We usually associate bad foot odors with star athletes and runners who spend all day in a pair of sneakers that wind up smelling like everyone in a gym locker room died in a set of footwear. But bad smells can even hit the extremely young, especially if your baby spends a lot of time outdoors in a single pair of shoes.
Luckily, getting rid of a baby’s foot odors is usually a lot easier than fixing an adult’s. Also, the solutions are basically the same for infants as they are for full-grown children, er, I mean husbands.
We’ll start with the one baby-centric solution to foot smells. If you’re lotioning up your baby’s feet then you might want to skip it when they start to smell. Foot odors are almost always caused by bacteria, which breed and feed in moisture. Some can even feed on the lotion you’re applying to keep your baby’s feet all smooth and soft. But if those feet start to smell it could be because of over-applying cream. If that happens, cut back on the essential oils or just skip them altogether.

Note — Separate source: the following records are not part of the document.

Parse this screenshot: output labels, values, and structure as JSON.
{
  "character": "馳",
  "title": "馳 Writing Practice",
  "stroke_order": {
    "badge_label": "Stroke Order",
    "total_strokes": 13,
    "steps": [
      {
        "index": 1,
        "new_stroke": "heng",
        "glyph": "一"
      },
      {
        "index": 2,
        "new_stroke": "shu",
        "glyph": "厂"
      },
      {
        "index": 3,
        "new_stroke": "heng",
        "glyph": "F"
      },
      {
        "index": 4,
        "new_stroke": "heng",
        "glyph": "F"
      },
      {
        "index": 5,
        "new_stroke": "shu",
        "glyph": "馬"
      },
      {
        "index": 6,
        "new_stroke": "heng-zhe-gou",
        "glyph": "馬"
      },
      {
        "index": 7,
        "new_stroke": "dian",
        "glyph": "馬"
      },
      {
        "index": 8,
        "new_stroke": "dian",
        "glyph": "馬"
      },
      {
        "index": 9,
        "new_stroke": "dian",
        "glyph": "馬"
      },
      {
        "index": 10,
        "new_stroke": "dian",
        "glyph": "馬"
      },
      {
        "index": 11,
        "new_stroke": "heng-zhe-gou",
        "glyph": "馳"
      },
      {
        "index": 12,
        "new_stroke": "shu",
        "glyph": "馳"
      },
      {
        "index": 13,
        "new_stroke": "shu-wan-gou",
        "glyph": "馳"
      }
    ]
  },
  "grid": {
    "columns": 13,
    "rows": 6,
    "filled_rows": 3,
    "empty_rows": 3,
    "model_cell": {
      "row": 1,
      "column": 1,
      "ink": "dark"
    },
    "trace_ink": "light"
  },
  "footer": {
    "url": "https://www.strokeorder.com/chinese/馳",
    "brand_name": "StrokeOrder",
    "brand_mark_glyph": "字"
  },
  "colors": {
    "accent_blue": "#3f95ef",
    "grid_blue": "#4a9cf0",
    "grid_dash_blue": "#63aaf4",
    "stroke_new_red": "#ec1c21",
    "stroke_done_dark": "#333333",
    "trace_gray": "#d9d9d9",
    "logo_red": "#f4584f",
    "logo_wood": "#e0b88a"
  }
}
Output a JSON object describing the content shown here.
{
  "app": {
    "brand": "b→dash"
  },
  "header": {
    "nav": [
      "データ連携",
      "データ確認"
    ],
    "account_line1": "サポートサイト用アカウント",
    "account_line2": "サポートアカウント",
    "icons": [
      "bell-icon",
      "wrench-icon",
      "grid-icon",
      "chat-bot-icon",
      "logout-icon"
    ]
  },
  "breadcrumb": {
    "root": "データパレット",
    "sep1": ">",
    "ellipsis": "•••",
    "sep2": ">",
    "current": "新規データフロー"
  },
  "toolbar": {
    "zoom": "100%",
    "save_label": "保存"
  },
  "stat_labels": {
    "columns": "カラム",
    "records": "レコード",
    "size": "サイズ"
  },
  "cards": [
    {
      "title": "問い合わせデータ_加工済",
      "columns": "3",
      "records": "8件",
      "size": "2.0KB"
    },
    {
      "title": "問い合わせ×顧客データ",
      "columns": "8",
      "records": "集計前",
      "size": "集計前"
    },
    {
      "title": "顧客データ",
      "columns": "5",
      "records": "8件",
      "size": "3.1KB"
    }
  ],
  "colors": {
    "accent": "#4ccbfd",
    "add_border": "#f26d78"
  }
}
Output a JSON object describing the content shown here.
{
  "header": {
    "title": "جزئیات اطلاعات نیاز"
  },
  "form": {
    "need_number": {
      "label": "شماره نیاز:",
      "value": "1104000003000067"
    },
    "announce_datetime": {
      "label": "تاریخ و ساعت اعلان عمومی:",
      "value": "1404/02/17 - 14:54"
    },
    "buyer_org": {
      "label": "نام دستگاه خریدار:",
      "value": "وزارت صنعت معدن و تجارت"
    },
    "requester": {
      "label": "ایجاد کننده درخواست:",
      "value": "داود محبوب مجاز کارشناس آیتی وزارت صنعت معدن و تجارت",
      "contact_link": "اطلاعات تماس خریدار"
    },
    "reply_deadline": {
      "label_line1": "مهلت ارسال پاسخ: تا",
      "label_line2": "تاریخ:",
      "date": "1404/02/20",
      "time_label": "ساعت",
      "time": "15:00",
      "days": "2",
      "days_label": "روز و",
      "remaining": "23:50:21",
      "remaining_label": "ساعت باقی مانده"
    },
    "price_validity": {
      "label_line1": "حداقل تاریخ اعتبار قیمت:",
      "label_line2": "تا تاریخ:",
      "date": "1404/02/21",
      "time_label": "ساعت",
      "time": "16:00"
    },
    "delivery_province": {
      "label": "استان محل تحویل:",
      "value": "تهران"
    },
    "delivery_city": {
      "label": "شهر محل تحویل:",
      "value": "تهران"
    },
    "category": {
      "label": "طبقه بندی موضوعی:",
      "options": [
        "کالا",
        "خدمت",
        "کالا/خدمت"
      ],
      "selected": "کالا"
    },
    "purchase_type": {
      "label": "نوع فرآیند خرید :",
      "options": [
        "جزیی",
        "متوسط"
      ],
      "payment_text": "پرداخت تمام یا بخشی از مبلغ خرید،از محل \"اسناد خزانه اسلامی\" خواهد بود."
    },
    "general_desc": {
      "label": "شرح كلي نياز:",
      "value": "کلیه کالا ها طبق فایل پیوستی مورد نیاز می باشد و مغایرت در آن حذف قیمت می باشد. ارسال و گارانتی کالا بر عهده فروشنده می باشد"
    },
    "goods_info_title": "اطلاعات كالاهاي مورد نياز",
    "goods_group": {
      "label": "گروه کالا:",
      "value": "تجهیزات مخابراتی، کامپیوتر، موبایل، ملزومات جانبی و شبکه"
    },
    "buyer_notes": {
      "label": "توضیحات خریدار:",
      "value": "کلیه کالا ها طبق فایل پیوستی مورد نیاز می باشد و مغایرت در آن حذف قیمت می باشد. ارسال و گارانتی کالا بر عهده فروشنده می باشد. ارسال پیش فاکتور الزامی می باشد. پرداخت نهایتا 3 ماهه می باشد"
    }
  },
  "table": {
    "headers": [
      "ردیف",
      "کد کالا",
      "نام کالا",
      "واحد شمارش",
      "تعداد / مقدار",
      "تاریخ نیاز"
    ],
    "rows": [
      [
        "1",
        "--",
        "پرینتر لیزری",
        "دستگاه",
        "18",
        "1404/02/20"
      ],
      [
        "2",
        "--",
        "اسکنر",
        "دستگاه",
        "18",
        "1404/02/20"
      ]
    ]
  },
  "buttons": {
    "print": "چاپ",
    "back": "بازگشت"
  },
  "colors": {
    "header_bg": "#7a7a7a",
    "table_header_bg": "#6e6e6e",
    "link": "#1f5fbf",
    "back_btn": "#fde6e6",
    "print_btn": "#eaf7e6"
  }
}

Your second fix for smelly feet is cotton socks. Cotton tends to be more absorbent than moisture-wicking synthetic fibers, so it can cut down on a foot’s humidity problems. But it also tends to suck up some of the bacteria that might be causing a funk. The solution here is to simply remove your baby’s socks and cycle them out regularly to prevent a buildup.
The third solution is to buy more shoes. Bacteria can also build up in shoes if your baby spends a lot of time in a single pair, and sometimes the time between having a toddler’s tootsies stuffed in them isn’t enough time for them to air out (and thus have that bacteria die-off to the point of not smelling anymore). You don’t need to have a closet full of baby shoes, but one or two extra pairs can really help cut down on sneaker smells.
Our next fix is to just wash your little one’s feet with something antibacterial. There are plenty of soaps that do that, although you’ll want to be sure that the one you pick up is gentle enough for your baby’s skin. You can even use white vinegar if you’re really cash-strapped, although then your baby’s feet will smell like vinegar instead of soap. But perhaps that’s better than foot smell?
Finally, you can use cornstarch, talcum, or just plain old baking soda. Put a thin layer of the stuff on your toddler’s hind paws to cut back on moisture in the same way an adult might use Gold Bond. But don’t actually use Gold Bond–that stuff is a little more potent than a baby’s feet can endure.